[Supplied records]

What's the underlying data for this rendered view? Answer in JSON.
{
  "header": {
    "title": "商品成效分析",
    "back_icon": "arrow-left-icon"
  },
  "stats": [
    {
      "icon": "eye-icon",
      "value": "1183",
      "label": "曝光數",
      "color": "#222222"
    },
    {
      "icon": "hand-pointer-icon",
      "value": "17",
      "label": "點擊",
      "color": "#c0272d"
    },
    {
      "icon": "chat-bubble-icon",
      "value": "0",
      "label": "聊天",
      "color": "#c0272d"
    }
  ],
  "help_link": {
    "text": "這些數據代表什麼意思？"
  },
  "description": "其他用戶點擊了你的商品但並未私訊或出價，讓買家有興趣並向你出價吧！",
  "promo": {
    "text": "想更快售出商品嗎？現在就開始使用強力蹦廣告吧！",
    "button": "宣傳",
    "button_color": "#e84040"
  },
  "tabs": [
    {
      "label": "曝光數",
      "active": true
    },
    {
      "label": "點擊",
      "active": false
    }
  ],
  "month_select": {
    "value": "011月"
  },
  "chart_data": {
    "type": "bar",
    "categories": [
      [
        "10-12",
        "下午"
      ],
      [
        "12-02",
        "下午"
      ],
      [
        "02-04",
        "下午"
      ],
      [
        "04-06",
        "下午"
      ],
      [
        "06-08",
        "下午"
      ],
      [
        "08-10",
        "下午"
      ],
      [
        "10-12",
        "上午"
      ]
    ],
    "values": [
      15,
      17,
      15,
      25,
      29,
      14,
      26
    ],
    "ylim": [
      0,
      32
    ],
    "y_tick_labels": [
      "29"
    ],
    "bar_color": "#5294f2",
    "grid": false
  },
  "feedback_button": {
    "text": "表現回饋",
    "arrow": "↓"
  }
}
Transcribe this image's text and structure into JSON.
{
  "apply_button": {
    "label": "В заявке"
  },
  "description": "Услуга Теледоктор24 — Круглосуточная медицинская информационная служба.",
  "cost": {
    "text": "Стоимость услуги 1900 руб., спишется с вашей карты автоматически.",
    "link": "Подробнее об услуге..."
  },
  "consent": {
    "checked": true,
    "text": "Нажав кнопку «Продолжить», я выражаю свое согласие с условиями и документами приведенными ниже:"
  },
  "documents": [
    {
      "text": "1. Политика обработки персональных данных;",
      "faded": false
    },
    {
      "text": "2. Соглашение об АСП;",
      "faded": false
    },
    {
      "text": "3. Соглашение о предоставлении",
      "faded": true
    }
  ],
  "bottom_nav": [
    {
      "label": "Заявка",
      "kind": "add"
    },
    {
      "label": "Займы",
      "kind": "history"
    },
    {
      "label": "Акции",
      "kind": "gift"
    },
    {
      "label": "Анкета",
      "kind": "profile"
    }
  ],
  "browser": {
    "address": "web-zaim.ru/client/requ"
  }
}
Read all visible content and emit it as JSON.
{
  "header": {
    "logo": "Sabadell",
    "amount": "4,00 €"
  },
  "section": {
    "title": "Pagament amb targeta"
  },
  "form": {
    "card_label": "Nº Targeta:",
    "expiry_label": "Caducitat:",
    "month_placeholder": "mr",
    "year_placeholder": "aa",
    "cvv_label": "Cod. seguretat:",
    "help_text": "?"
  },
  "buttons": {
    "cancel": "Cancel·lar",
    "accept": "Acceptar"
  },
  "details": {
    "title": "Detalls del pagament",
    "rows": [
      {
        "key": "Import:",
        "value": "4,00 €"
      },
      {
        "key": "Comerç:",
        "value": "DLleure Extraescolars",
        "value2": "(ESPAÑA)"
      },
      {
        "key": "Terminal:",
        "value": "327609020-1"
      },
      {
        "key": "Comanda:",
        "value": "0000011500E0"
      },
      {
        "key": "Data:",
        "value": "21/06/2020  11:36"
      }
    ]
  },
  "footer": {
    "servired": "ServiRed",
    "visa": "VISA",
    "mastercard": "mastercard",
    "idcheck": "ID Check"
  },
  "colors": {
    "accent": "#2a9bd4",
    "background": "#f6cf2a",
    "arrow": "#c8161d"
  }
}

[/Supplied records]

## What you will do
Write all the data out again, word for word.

## Solution for this task
What's the underlying data for this rendered view? Answer in JSON.
{
  "header": {
    "title": "商品成效分析",
    "back_icon": "arrow-left-icon"
  },
  "stats": [
    {
      "icon": "eye-icon",
      "value": "1183",
      "label": "曝光數",
      "color": "#222222"
    },
    {
      "icon": "hand-pointer-icon",
      "value": "17",
      "label": "點擊",
      "color": "#c0272d"
    },
    {
      "icon": "chat-bubble-icon",
      "value": "0",
      "label": "聊天",
      "color": "#c0272d"
    }
  ],
  "help_link": {
    "text": "這些數據代表什麼意思？"
  },
  "description": "其他用戶點擊了你的商品但並未私訊或出價，讓買家有興趣並向你出價吧！",
  "promo": {
    "text": "想更快售出商品嗎？現在就開始使用強力蹦廣告吧！",
    "button": "宣傳",
    "button_color": "#e84040"
  },
  "tabs": [
    {
      "label": "曝光數",
      "active": true
    },
    {
      "label": "點擊",
      "active": false
    }
  ],
  "month_select": {
    "value": "011月"
  },
  "chart_data": {
    "type": "bar",
    "categories": [
      [
        "10-12",
        "下午"
      ],
      [
        "12-02",
        "下午"
      ],
      [
        "02-04",
        "下午"
      ],
      [
        "04-06",
        "下午"
      ],
      [
        "06-08",
        "下午"
      ],
      [
        "08-10",
        "下午"
      ],
      [
        "10-12",
        "上午"
      ]
    ],
    "values": [
      15,
      17,
      15,
      25,
      29,
      14,
      26
    ],
    "ylim": [
      0,
      32
    ],
    "y_tick_labels": [
      "29"
    ],
    "bar_color": "#5294f2",
    "grid": false
  },
  "feedback_button": {
    "text": "表現回饋",
    "arrow": "↓"
  }
}
Transcribe this image's text and structure into JSON.
{
  "apply_button": {
    "label": "В заявке"
  },
  "description": "Услуга Теледоктор24 — Круглосуточная медицинская информационная служба.",
  "cost": {
    "text": "Стоимость услуги 1900 руб., спишется с вашей карты автоматически.",
    "link": "Подробнее об услуге..."
  },
  "consent": {
    "checked": true,
    "text": "Нажав кнопку «Продолжить», я выражаю свое согласие с условиями и документами приведенными ниже:"
  },
  "documents": [
    {
      "text": "1. Политика обработки персональных данных;",
      "faded": false
    },
    {
      "text": "2. Соглашение об АСП;",
      "faded": false
    },
    {
      "text": "3. Соглашение о предоставлении",
      "faded": true
    }
  ],
  "bottom_nav": [
    {
      "label": "Заявка",
      "kind": "add"
    },
    {
      "label": "Займы",
      "kind": "history"
    },
    {
      "label": "Акции",
      "kind": "gift"
    },
    {
      "label": "Анкета",
      "kind": "profile"
    }
  ],
  "browser": {
    "address": "web-zaim.ru/client/requ"
  }
}
Read all visible content and emit it as JSON.
{
  "header": {
    "logo": "Sabadell",
    "amount": "4,00 €"
  },
  "section": {
    "title": "Pagament amb targeta"
  },
  "form": {
    "card_label": "Nº Targeta:",
    "expiry_label": "Caducitat:",
    "month_placeholder": "mr",
    "year_placeholder": "aa",
    "cvv_label": "Cod. seguretat:",
    "help_text": "?"
  },
  "buttons": {
    "cancel": "Cancel·lar",
    "accept": "Acceptar"
  },
  "details": {
    "title": "Detalls del pagament",
    "rows": [
      {
        "key": "Import:",
        "value": "4,00 €"
      },
      {
        "key": "Comerç:",
        "value": "DLleure Extraescolars",
        "value2": "(ESPAÑA)"
      },
      {
        "key": "Terminal:",
        "value": "327609020-1"
      },
      {
        "key": "Comanda:",
        "value": "0000011500E0"
      },
      {
        "key": "Data:",
        "value": "21/06/2020  11:36"
      }
    ]
  },
  "footer": {
    "servired": "ServiRed",
    "visa": "VISA",
    "mastercard": "mastercard",
    "idcheck": "ID Check"
  },
  "colors": {
    "accent": "#2a9bd4",
    "background": "#f6cf2a",
    "arrow": "#c8161d"
  }
}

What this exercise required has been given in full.